Task statement
In the entries below, find every line holding the string "Termine" and collect it.

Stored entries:
------------------------------------------------------------------------

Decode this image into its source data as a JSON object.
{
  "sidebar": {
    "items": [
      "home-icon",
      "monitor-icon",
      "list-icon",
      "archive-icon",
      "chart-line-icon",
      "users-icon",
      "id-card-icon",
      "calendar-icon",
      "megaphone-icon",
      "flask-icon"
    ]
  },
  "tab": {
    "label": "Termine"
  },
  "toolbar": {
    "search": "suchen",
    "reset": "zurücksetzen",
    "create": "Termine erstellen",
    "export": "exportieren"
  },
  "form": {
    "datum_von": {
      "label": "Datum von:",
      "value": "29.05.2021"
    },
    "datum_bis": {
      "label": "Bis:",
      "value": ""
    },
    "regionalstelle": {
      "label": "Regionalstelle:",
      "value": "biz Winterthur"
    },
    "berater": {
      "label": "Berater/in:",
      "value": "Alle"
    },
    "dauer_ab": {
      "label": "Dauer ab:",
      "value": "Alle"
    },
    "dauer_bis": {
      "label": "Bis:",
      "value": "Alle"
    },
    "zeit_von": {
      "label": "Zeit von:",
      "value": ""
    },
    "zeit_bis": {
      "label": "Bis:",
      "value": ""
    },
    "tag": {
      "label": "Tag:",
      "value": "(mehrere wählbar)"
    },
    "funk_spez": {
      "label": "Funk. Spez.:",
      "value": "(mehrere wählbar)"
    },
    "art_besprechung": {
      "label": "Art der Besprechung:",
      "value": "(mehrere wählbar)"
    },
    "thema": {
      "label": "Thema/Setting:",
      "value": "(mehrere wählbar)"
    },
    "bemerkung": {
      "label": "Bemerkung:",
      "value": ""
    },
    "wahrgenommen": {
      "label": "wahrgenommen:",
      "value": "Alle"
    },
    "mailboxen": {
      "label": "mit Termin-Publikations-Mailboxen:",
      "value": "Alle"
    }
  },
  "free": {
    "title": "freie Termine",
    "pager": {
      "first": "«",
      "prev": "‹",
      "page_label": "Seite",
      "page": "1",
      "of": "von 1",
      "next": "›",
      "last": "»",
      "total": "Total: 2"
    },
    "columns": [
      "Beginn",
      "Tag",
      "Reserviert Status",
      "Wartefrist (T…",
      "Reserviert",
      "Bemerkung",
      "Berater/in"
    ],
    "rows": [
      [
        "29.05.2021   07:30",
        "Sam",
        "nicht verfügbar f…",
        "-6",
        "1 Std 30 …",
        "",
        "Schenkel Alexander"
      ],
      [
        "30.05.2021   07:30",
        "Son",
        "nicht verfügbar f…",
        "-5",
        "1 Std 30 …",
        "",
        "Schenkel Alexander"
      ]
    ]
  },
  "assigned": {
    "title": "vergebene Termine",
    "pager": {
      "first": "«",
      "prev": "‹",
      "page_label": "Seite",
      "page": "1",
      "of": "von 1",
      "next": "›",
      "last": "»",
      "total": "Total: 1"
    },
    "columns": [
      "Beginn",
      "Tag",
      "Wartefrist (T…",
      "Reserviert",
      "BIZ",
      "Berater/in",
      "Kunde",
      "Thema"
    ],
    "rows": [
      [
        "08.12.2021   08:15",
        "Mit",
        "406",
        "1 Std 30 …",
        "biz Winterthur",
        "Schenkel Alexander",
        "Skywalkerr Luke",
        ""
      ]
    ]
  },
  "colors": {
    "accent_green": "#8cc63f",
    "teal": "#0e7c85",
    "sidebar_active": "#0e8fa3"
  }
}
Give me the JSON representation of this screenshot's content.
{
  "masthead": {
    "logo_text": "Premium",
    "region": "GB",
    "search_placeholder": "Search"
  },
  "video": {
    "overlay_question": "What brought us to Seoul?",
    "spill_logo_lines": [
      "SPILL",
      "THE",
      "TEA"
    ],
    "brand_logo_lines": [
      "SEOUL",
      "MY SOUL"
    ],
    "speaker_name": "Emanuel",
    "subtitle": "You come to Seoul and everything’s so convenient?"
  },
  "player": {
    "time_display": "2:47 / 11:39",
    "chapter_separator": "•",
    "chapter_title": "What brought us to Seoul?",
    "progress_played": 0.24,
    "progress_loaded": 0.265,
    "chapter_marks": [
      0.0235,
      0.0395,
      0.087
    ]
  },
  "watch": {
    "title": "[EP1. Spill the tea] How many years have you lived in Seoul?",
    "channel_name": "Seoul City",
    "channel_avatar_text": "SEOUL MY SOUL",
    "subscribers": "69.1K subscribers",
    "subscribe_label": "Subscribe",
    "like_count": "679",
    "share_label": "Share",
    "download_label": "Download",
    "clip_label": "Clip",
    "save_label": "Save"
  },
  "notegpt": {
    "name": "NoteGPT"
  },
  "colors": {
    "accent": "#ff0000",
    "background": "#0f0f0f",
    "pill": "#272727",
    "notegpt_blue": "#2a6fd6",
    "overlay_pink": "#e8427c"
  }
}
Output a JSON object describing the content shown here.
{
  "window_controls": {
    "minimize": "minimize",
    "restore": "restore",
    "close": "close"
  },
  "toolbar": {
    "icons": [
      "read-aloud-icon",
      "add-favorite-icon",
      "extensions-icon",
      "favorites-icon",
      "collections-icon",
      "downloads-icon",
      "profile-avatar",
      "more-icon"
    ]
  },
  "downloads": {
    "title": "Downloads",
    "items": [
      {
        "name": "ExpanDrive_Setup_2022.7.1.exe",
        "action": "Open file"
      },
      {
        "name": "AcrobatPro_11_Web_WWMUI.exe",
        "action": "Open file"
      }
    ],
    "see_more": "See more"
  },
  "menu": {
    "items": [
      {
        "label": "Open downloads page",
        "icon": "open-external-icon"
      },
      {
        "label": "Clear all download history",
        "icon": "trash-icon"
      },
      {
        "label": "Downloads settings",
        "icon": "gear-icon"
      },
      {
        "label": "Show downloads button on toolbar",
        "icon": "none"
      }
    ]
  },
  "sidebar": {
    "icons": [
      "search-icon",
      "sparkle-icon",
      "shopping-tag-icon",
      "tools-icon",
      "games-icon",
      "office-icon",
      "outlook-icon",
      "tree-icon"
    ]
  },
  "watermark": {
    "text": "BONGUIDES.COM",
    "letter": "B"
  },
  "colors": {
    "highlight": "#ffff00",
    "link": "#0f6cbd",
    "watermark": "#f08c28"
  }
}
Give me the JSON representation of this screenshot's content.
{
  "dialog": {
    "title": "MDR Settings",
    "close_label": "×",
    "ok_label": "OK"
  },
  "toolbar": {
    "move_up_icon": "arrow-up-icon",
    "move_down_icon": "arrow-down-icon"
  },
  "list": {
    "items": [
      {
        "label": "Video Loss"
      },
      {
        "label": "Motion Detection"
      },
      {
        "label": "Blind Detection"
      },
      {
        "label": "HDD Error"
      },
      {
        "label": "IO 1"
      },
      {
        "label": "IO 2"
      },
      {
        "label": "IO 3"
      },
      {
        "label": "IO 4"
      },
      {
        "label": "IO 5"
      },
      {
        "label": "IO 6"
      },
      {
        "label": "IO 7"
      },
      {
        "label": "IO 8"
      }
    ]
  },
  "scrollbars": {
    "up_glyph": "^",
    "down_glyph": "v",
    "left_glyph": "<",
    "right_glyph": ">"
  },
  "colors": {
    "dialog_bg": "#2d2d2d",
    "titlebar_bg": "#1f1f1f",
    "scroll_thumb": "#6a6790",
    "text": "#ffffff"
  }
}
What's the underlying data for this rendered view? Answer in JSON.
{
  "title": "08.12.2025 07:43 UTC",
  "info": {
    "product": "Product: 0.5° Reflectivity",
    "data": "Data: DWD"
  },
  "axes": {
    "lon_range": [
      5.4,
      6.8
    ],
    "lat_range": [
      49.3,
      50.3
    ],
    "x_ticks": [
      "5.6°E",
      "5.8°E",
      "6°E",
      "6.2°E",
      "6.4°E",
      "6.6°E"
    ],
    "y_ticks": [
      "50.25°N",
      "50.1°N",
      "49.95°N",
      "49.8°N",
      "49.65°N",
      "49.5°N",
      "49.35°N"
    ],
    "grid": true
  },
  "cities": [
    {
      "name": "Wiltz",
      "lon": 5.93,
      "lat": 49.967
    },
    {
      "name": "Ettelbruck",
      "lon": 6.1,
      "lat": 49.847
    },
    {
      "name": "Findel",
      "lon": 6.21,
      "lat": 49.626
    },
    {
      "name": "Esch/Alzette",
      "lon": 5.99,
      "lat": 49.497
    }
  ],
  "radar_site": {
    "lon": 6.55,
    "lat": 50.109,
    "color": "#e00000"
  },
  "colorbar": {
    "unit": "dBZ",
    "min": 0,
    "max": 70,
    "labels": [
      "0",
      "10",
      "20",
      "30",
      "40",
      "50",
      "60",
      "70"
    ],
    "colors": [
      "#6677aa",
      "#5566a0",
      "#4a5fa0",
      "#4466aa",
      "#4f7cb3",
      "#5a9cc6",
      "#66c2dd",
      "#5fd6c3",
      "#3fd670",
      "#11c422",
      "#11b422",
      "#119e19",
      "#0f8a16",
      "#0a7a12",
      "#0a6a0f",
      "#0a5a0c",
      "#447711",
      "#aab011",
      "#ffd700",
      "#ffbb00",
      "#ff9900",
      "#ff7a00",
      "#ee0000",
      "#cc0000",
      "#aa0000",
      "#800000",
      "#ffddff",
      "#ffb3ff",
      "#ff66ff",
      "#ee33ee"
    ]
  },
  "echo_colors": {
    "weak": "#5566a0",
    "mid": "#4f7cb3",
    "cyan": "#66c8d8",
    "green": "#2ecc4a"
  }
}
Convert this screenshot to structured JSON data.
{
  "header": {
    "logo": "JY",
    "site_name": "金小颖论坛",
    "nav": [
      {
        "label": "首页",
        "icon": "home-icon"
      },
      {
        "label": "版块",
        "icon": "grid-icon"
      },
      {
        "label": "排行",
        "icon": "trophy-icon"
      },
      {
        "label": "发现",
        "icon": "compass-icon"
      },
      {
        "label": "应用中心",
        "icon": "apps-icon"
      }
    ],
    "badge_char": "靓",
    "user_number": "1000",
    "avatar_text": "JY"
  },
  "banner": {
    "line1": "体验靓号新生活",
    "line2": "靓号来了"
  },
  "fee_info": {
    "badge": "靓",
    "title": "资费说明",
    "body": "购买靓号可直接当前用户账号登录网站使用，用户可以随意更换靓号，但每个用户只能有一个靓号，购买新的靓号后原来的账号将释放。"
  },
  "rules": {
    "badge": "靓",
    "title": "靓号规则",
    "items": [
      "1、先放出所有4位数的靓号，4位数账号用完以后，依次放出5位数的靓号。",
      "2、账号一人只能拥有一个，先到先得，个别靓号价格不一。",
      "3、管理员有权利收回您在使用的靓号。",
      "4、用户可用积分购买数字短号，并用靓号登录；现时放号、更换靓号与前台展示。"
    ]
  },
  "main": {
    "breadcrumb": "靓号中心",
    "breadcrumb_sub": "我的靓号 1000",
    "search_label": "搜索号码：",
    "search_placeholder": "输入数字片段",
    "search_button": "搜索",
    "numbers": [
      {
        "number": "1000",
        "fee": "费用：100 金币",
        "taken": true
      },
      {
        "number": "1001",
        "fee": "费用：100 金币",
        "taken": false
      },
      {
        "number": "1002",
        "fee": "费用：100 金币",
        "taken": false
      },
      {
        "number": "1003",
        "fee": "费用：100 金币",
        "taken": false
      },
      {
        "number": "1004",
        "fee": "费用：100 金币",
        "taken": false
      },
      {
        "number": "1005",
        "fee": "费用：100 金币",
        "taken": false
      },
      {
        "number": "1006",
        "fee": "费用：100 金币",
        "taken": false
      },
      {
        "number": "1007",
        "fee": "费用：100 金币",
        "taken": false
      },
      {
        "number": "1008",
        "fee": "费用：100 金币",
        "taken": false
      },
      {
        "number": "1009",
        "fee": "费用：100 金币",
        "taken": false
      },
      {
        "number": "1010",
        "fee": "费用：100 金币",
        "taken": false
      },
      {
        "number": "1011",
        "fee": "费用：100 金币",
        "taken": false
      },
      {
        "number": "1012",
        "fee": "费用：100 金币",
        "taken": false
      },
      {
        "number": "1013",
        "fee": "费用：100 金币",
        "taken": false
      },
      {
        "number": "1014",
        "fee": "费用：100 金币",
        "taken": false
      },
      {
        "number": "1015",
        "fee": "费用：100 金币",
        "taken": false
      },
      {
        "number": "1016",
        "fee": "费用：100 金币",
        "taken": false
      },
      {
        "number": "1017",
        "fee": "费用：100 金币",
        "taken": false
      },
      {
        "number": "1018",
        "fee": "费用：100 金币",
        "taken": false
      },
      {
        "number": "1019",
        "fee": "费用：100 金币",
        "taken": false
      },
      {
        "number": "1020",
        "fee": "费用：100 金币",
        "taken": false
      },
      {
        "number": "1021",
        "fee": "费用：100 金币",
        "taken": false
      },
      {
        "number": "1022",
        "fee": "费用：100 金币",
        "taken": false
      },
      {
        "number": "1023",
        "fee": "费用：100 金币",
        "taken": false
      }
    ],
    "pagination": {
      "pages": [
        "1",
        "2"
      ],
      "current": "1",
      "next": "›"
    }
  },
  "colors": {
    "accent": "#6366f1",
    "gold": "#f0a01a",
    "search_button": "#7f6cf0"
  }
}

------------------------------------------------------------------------

Solution for this exercise
    "label": "Termine"
    "create": "Termine erstellen",
    "title": "freie Termine",
    "title": "vergebene Termine",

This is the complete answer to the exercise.